Beyond its common theme that religion should be privileged above all other endeavors, perhaps the most insidious effect of “don’t criticize religion because it gives comfort” is that it enables continued religious harm. It is not in dispute that religion caused the terrible events of September 11, 2001 – but for reasons that escape me it is considered worse to acknowledge that reality than to perpetuate the conditions that inevitably result in more violence and pointless loss of life. It’s like a terrible cycle of “religion caused this tragedy – but don’t point out that religion caused this tragedy – because people need religion for comfort – which they will need when religion causes another tragedy.” If we instead were willing to look reality in the eye it might be possible for us to find solutions – but as Dr. Phil used to say, you can’t change what you don’t acknowledge.

Perhaps it is time to take a more critical and realistic look at what religion actually does in society. Perhaps if we stop pretending that atrocities are not committed in its name there would be fewer atrocities, and we would not require so much of it for comfort.

A Few Words About Apologetics

I caught some flak over my last blog post, Ten Reasons Why Christianity Makes No Sense, mostly from would-be apologists claiming that my arguments were “unsophisticated” and “show how little” I know about the bible. I even had one person cite what he claimed were marriage laws from Old Testament times to show how the prohibition against coveting one’s neighbor’s wife is perfectly reasonable as one of god’s highest priorities. I’ll admit, that one made me chuckle.

To the people who claim that arguments against religion in general and Christianity in particular must be “sophisticated” to be relevant, I have this response: Thank you for proving my point. From where I sit, the mere existence of apologetics reflects the weakness of the argument for Christianity. If someone needs to be a scholar on the marriage laws of the pre-literate Middle East in order to accept why “don’t check out your neighbor’s wife’s ass” makes the short list of divine moral instructions but “don’t rape your neighbor’s daughter” doesn’t, that simply demonstrates – rather explicitly, in fact – that the proposition is absurd on its face. When your claim requires elaborate rationalization and broad interpretation to be reconciled with a pre-existing notion of a loving and just god, it’s a clue that your claim isn’t a very strong one.


Apologists and theologians in general love to tell atheists why their interpretations of bible passages that portray their god and their religion in a poor light are incorrect. But the contradictions and ambiguity of the texts themselves, and the myriad ways of reading them, belie that there is no wrong interpretation, and no right one either. There are thousands of sects of Christianity, none of which has 100% uniformity of belief, resulting in literally millions of interpretations  of what the bible is really saying. And yet, when an atheist points out the missed opportunity of the Ten Commandments to not issue proscriptions against rape and slavery, apologists expect to be taken seriously when they say we only think that because we are too “unsophisticated” to apply a more favorable interpretation.
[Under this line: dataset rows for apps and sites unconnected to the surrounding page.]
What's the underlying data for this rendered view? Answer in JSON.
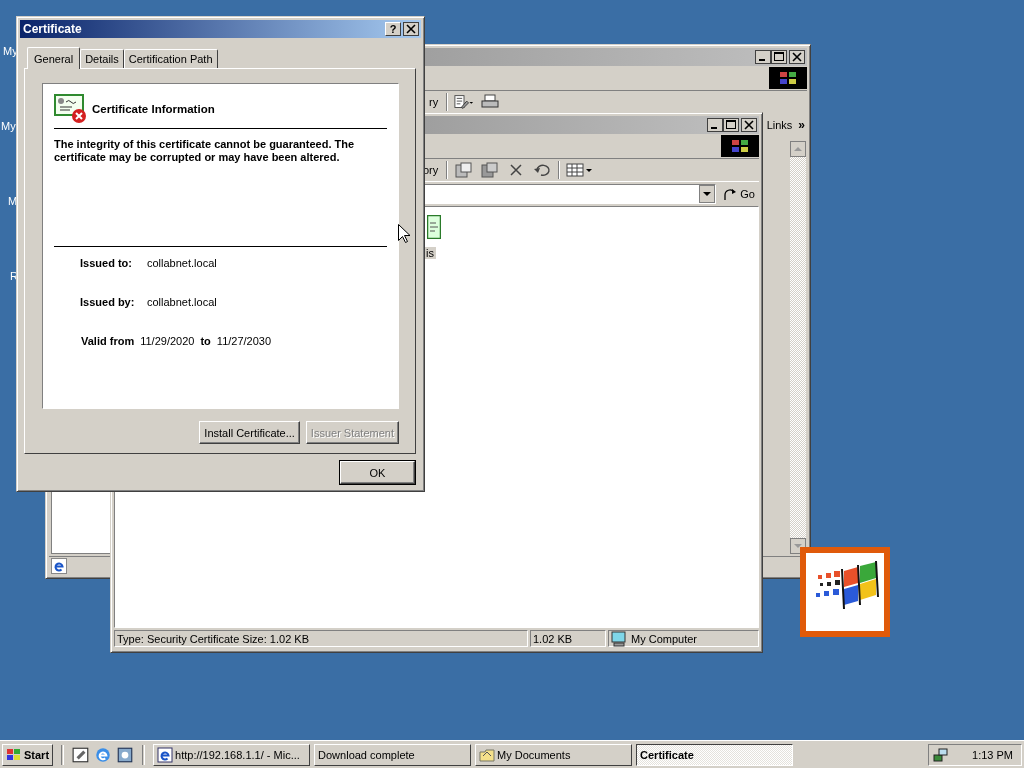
{
  "desktop": {
    "icons": [
      {
        "label": "My"
      },
      {
        "label": "My"
      },
      {
        "label": "M"
      },
      {
        "label": "R"
      }
    ]
  },
  "back_window": {
    "toolbar_fragment": "ry",
    "links": "Links",
    "chevron": "»"
  },
  "explorer_window": {
    "toolbar_fragment": "ory",
    "go": "Go",
    "file_label": "is",
    "status_bar": [
      "Type: Security Certificate Size: 1.02 KB",
      "1.02 KB",
      "My Computer"
    ]
  },
  "dialog": {
    "title": "Certificate",
    "help": "?",
    "tabs": [
      {
        "label": "General",
        "selected": true
      },
      {
        "label": "Details",
        "selected": false
      },
      {
        "label": "Certification Path",
        "selected": false
      }
    ],
    "heading": "Certificate Information",
    "message": "The integrity of this certificate cannot be guaranteed. The certificate may be corrupted or may have been altered.",
    "fields": [
      {
        "label": "Issued to:",
        "value": "collabnet.local"
      },
      {
        "label": "Issued by:",
        "value": "collabnet.local"
      }
    ],
    "validity": {
      "label": "Valid from",
      "from": "11/29/2020",
      "to_label": "to",
      "to": "11/27/2030"
    },
    "buttons": [
      {
        "label": "Install Certificate...",
        "disabled": false
      },
      {
        "label": "Issuer Statement",
        "disabled": true
      }
    ],
    "ok": "OK"
  },
  "taskbar": {
    "start": "Start",
    "tasks": [
      {
        "label": "http://192.168.1.1/ - Mic...",
        "kind": "browser",
        "selected": false
      },
      {
        "label": "Download complete",
        "kind": "plain",
        "selected": false
      },
      {
        "label": "My Documents",
        "kind": "folder",
        "selected": false
      },
      {
        "label": "Certificate",
        "kind": "plain",
        "selected": true
      }
    ],
    "clock": "1:13 PM"
  }
}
I don’t debate apologists for this very reason. It is an exercise in futility and a waste of time to engage in a process in which one’s opponent, by making the argument at all, has already admitted defeat.